What is required: All of the entries need to be copied character for character.
*-*-*
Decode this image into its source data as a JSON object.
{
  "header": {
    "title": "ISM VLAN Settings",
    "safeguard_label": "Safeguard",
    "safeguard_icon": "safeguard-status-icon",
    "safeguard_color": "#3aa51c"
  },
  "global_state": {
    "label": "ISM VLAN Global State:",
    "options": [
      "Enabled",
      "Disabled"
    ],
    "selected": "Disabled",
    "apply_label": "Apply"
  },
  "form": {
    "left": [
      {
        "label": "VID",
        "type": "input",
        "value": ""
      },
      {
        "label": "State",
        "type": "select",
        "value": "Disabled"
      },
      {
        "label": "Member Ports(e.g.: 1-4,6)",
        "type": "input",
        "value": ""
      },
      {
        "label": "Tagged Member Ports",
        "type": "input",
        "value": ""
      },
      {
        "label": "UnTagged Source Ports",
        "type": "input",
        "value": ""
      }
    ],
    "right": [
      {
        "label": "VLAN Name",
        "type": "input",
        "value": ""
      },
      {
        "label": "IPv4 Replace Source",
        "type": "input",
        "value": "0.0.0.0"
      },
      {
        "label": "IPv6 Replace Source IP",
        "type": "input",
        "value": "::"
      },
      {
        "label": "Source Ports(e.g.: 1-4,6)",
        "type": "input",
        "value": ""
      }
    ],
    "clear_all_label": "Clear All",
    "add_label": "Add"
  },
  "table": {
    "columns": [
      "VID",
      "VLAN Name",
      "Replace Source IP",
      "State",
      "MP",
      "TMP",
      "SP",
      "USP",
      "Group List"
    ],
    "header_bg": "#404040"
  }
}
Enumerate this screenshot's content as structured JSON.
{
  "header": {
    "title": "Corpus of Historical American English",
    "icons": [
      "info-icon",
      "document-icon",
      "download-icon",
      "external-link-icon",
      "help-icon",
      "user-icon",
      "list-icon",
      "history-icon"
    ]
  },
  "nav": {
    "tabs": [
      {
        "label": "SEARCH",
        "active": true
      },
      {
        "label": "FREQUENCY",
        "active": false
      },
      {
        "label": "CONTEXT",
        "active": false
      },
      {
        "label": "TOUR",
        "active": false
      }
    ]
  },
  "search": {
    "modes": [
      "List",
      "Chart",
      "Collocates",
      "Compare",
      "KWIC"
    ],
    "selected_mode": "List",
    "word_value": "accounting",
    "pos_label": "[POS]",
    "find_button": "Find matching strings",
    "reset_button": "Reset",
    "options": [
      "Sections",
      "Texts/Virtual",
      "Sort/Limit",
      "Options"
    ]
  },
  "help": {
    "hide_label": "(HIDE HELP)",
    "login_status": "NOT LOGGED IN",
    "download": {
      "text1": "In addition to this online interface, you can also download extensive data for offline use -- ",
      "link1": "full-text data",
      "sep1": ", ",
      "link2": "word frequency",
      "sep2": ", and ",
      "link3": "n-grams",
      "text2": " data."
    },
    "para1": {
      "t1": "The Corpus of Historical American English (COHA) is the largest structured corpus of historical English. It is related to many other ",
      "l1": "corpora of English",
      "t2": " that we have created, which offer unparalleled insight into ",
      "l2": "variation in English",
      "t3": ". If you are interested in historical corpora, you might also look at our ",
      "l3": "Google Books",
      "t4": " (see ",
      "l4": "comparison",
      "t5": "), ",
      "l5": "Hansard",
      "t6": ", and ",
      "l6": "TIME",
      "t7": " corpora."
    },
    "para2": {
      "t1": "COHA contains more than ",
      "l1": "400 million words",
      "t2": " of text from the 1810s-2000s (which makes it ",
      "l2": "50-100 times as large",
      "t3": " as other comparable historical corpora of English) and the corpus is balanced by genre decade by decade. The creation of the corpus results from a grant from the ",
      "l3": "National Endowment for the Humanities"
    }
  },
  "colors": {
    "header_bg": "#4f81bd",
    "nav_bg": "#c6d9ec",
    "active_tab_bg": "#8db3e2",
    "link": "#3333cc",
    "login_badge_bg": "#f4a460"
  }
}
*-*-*
Task solution:
Decode this image into its source data as a JSON object.
{
  "header": {
    "title": "ISM VLAN Settings",
    "safeguard_label": "Safeguard",
    "safeguard_icon": "safeguard-status-icon",
    "safeguard_color": "#3aa51c"
  },
  "global_state": {
    "label": "ISM VLAN Global State:",
    "options": [
      "Enabled",
      "Disabled"
    ],
    "selected": "Disabled",
    "apply_label": "Apply"
  },
  "form": {
    "left": [
      {
        "label": "VID",
        "type": "input",
        "value": ""
      },
      {
        "label": "State",
        "type": "select",
        "value": "Disabled"
      },
      {
        "label": "Member Ports(e.g.: 1-4,6)",
        "type": "input",
        "value": ""
      },
      {
        "label": "Tagged Member Ports",
        "type": "input",
        "value": ""
      },
      {
        "label": "UnTagged Source Ports",
        "type": "input",
        "value": ""
      }
    ],
    "right": [
      {
        "label": "VLAN Name",
        "type": "input",
        "value": ""
      },
      {
        "label": "IPv4 Replace Source",
        "type": "input",
        "value": "0.0.0.0"
      },
      {
        "label": "IPv6 Replace Source IP",
        "type": "input",
        "value": "::"
      },
      {
        "label": "Source Ports(e.g.: 1-4,6)",
        "type": "input",
        "value": ""
      }
    ],
    "clear_all_label": "Clear All",
    "add_label": "Add"
  },
  "table": {
    "columns": [
      "VID",
      "VLAN Name",
      "Replace Source IP",
      "State",
      "MP",
      "TMP",
      "SP",
      "USP",
      "Group List"
    ],
    "header_bg": "#404040"
  }
}
Enumerate this screenshot's content as structured JSON.
{
  "header": {
    "title": "Corpus of Historical American English",
    "icons": [
      "info-icon",
      "document-icon",
      "download-icon",
      "external-link-icon",
      "help-icon",
      "user-icon",
      "list-icon",
      "history-icon"
    ]
  },
  "nav": {
    "tabs": [
      {
        "label": "SEARCH",
        "active": true
      },
      {
        "label": "FREQUENCY",
        "active": false
      },
      {
        "label": "CONTEXT",
        "active": false
      },
      {
        "label": "TOUR",
        "active": false
      }
    ]
  },
  "search": {
    "modes": [
      "List",
      "Chart",
      "Collocates",
      "Compare",
      "KWIC"
    ],
    "selected_mode": "List",
    "word_value": "accounting",
    "pos_label": "[POS]",
    "find_button": "Find matching strings",
    "reset_button": "Reset",
    "options": [
      "Sections",
      "Texts/Virtual",
      "Sort/Limit",
      "Options"
    ]
  },
  "help": {
    "hide_label": "(HIDE HELP)",
    "login_status": "NOT LOGGED IN",
    "download": {
      "text1": "In addition to this online interface, you can also download extensive data for offline use -- ",
      "link1": "full-text data",
      "sep1": ", ",
      "link2": "word frequency",
      "sep2": ", and ",
      "link3": "n-grams",
      "text2": " data."
    },
    "para1": {
      "t1": "The Corpus of Historical American English (COHA) is the largest structured corpus of historical English. It is related to many other ",
      "l1": "corpora of English",
      "t2": " that we have created, which offer unparalleled insight into ",
      "l2": "variation in English",
      "t3": ". If you are interested in historical corpora, you might also look at our ",
      "l3": "Google Books",
      "t4": " (see ",
      "l4": "comparison",
      "t5": "), ",
      "l5": "Hansard",
      "t6": ", and ",
      "l6": "TIME",
      "t7": " corpora."
    },
    "para2": {
      "t1": "COHA contains more than ",
      "l1": "400 million words",
      "t2": " of text from the 1810s-2000s (which makes it ",
      "l2": "50-100 times as large",
      "t3": " as other comparable historical corpora of English) and the corpus is balanced by genre decade by decade. The creation of the corpus results from a grant from the ",
      "l3": "National Endowment for the Humanities"
    }
  },
  "colors": {
    "header_bg": "#4f81bd",
    "nav_bg": "#c6d9ec",
    "active_tab_bg": "#8db3e2",
    "link": "#3333cc",
    "login_badge_bg": "#f4a460"
  }
}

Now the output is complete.